The report from Britain's Royal College of Physicians is likely to further fuel a debate over electronic cigarettes.

While stressing that tobacco smoking is both addictive and lethal, the group concluded that e-cigarettes are "much safer than smoking".

It said e-cigarettes are not a gateway to smoking and do not lead to the normalisation of the habit - two issues often cited by critics who fear the devices can lure children and young people into smoking habits.

"None of these products has to date attracted significant use among adult never-smokers, or demonstrated evidence of significant gateway progression into smoking among young people," the RCP says in its 200-page report.

E-cigarettes, which heat nicotine-laced liquid into vapour, have rapidly grown into a global market for "vaping" products that was estimated at around €6.1bn in 2015.

Tobacco smoking kills half of all smokers, plus at least another 600,000 non-smokers annually via second-hand smoke.

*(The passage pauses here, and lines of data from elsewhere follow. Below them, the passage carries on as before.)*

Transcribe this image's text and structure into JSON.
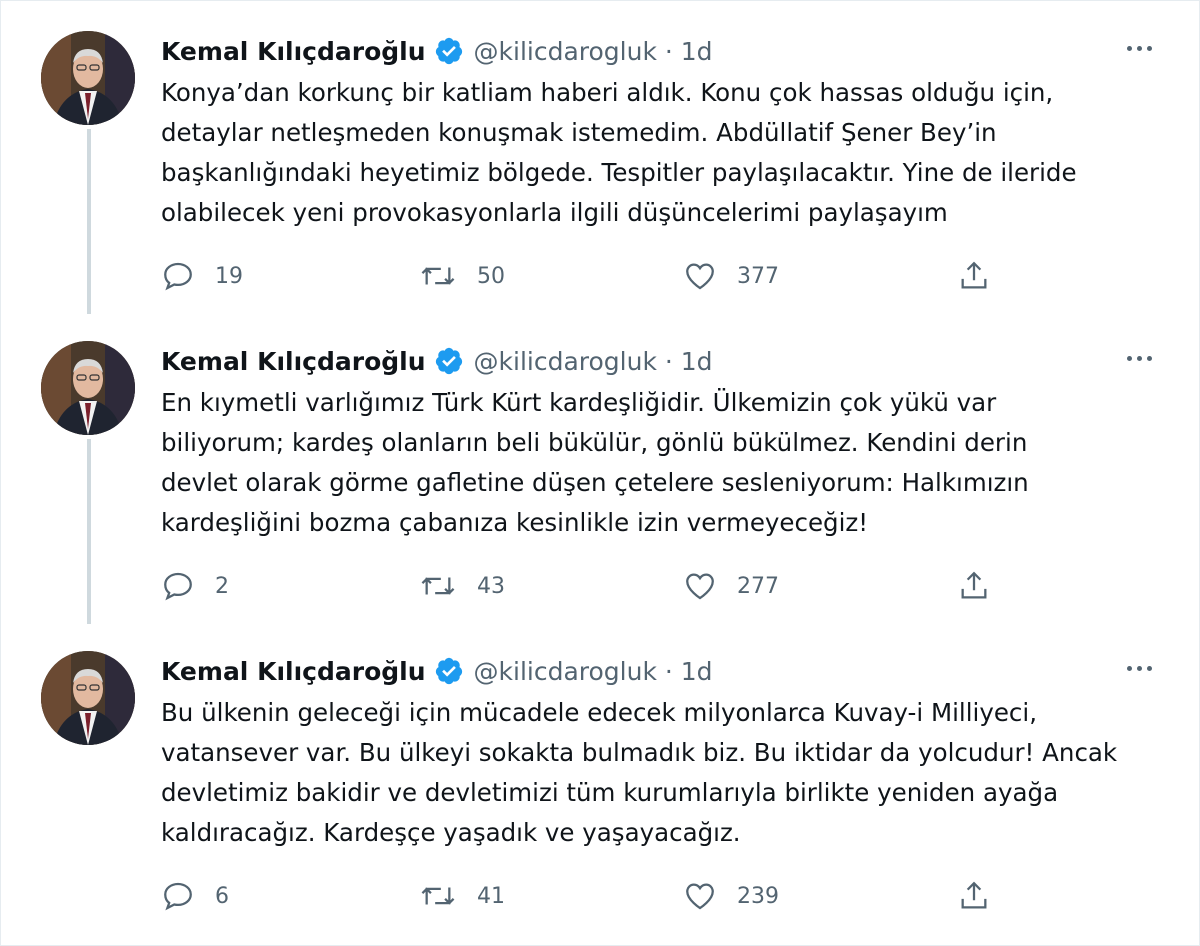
{
  "accent": "#1d9bf0",
  "tweets": [
    {
      "name": "Kemal Kılıçdaroğlu",
      "handle": "@kilicdarogluk · 1d",
      "text": "Konya’dan korkunç bir katliam haberi aldık. Konu çok hassas olduğu için,\ndetaylar netleşmeden konuşmak istemedim. Abdüllatif Şener Bey’in\nbaşkanlığındaki heyetimiz bölgede. Tespitler paylaşılacaktır. Yine de ileride\nolabilecek yeni provokasyonlarla ilgili düşüncelerimi paylaşayım",
      "replies": "19",
      "retweets": "50",
      "likes": "377"
    },
    {
      "name": "Kemal Kılıçdaroğlu",
      "handle": "@kilicdarogluk · 1d",
      "text": "En kıymetli varlığımız Türk Kürt kardeşliğidir. Ülkemizin çok yükü var\nbiliyorum; kardeş olanların beli bükülür, gönlü bükülmez. Kendini derin\ndevlet olarak görme gafletine düşen çetelere sesleniyorum: Halkımızın\nkardeşliğini bozma çabanıza kesinlikle izin vermeyeceğiz!",
      "replies": "2",
      "retweets": "43",
      "likes": "277"
    },
    {
      "name": "Kemal Kılıçdaroğlu",
      "handle": "@kilicdarogluk · 1d",
      "text": "Bu ülkenin geleceği için mücadele edecek milyonlarca Kuvay-i Milliyeci,\nvatansever var. Bu ülkeyi sokakta bulmadık biz. Bu iktidar da yolcudur! Ancak\ndevletimiz bakidir ve devletimizi tüm kurumlarıyla birlikte yeniden ayağa\nkaldıracağız. Kardeşçe yaşadık ve yaşayacağız.",
      "replies": "6",
      "retweets": "41",
      "likes": "239"
    }
  ]
}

This makes it the world's biggest preventable killer, with a predicted death toll of a billion by the end of the century, according to the World Health Organization.

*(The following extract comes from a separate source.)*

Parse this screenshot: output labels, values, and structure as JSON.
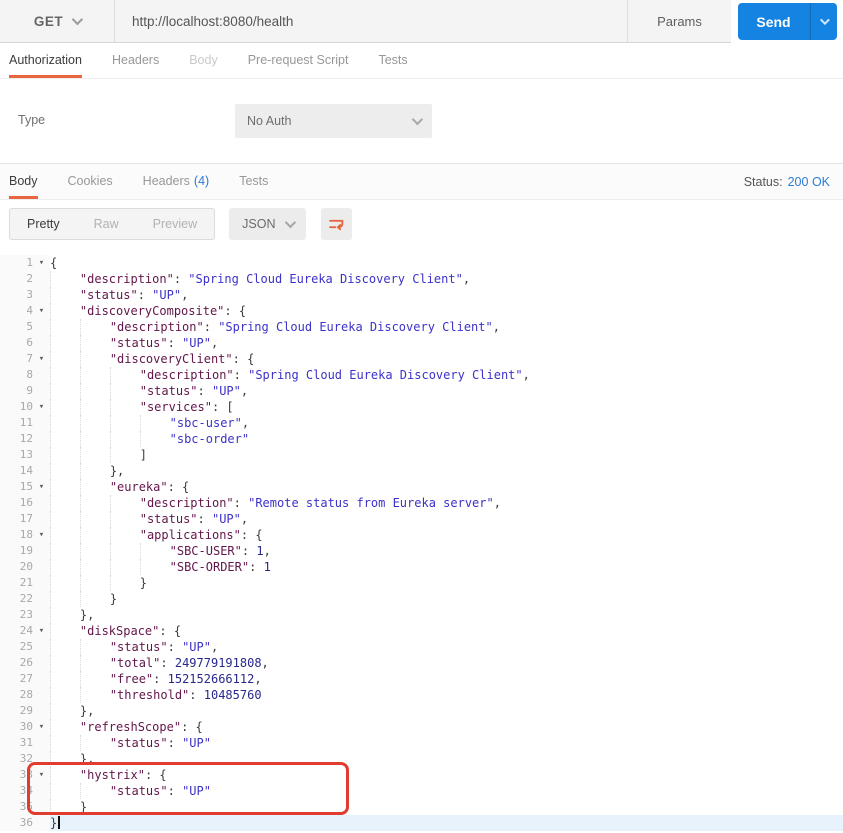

Many public health experts think e-cigarettes, or vapes, which do not contain tobacco, are a lower-risk alternative to smoking, but some questions remain about their long-term safety.

Prof Linda Bauld, deputy director of the UK Centre for Tobacco and Alcohol Studies and a co-author of the RCP report, said that unlike tobacco, nicotine does not cause cancer, heart and lung diseases.

"The ideal is for people to use nothing," she said, but when the alternative is smoking, people should be encouraged to use nicotine "delivered in a cleaner form than in deadly cigarettes".

"This is what tobacco harm reduction is - it reduces the harm from tobacco while recognising that some people will still use nicotine in other safer forms."

John Britton, chair of the RCP Tobacco Advisory Group which published the report, acknowledged that e-cigarettes were "a topic of great controversy" but said his group's analysis "lays to rest almost all of the concerns over these products".

The anti-smoking group ASH UK welcomed the report, saying it showed "that switching to vaping is a positive and sensible life choice" for smokers.

"Electronic cigarette vapour does not contain smoke, which is why vaping is much less harmful," said Deborah Arnott, ASH's chief executive.

The Irish Cancer Society has said while it recognises that e-cigarettes are safer than tobacco, they cannot recommend them for use as a smoking cessation device until further research is carried out into the long-term health implications.

In a statement, they said they continue to monitor developments in the field closely, but as today's report notes the health effects of long-term use are as yet unknown.

They say long-term research into the health impacts and patterns of use are required.